The Dictionary of Horse Drawn Vehicles compiled by D. J. M. Smith defines the EXPRESS WAGON as a "Light-weight delivery wagon, having raves or flare-boards above the wheels to support and protect an overhanging load. Hung on either ordinary sideways elliptical or platform springs, (these wagons were) normally used to carry luggage and parcels to and from railway depots." However, the terms "express wagon" and "delivery wagon" became interchangeable and sometimes referred to many types of horse-drawn vehicles used to transport goods–from grocery items to housewares to railway packages.
"An important mover of city freight was the express or baggage wagon. Closely associated with the railway shipping, they were extensively used for express-company deliveries, railway-baggage movement and large deliveries from business houses." Excerpt from Horse-Drawn Commercial Vehicles edited by Don H. Berkebile.
"Wagon Makers offered every manner of Express Wagon conceivable. Most of these had three springs, one parallel to the axle in front and two on the back axle parallel to the body. The back (of the box) was usually hinged, and released by lifting spring catches. A foot board extended beyond the body in front and often had a metal foot rail. The seat was set on wooden risers without springs, since the body of the vehicle was already sprung. . . Such medium size wagons carried all sorts of parcels and supplies, trunks, baggage and equipment home from the depot, or from the store to the home owner." Excerpt from The Marshall Collection Horse-Drawn Commercial Vehicles by Ken Wheeling.

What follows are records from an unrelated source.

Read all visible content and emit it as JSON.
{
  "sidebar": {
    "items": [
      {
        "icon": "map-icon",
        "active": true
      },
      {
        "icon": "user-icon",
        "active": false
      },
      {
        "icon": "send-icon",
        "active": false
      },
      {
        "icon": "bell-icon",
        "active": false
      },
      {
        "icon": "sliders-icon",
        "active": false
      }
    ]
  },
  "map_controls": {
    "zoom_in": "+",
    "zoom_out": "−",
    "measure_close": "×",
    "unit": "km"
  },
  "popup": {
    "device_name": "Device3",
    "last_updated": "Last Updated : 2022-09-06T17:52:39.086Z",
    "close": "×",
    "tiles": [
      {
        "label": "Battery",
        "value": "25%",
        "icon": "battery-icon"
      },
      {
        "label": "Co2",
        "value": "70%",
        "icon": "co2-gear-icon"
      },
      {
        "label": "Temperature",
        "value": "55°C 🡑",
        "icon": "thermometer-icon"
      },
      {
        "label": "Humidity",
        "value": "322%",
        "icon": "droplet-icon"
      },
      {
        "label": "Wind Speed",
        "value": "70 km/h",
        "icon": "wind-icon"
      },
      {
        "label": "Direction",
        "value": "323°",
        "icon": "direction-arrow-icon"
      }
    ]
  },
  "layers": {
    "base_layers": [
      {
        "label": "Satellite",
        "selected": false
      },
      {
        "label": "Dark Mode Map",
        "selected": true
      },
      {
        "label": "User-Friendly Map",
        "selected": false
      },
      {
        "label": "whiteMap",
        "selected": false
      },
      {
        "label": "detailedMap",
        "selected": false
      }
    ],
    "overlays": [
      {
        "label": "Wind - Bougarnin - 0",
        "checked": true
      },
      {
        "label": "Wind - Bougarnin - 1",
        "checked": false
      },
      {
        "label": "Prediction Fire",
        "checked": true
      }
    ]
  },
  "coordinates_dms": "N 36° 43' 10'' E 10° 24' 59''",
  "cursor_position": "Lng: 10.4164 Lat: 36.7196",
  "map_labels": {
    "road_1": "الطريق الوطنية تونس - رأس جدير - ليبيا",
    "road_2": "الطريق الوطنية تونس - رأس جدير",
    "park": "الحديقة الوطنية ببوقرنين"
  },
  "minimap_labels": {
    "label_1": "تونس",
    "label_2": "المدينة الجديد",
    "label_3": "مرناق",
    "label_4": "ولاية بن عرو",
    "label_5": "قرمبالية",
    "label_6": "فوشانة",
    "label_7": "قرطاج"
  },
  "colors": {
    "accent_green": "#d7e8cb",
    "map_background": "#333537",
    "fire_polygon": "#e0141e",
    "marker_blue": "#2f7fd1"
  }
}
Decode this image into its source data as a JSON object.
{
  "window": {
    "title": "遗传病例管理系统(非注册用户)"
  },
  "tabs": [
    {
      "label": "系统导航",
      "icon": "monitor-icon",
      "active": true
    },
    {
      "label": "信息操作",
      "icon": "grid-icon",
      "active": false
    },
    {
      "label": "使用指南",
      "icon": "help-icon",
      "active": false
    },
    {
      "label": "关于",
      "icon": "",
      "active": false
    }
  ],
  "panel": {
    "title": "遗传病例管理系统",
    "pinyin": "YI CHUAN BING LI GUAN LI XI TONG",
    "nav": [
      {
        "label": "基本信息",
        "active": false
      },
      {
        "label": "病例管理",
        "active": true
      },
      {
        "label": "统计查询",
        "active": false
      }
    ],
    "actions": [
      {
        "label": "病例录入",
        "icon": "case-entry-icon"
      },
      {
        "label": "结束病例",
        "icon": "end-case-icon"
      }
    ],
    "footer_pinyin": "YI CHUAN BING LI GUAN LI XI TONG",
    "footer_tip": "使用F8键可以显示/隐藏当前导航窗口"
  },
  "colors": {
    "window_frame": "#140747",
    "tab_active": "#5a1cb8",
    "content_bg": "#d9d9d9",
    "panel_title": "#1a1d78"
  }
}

Builders of express wagons used rave frame boxes for a sturdy construction as well as flare boards for easy transport of cargo. Because these vehicles were primarily used for city driving, most of them had a fifth wheel turning mechanism on the front axle along with lower front wheels that could turn under the box for making tight turns.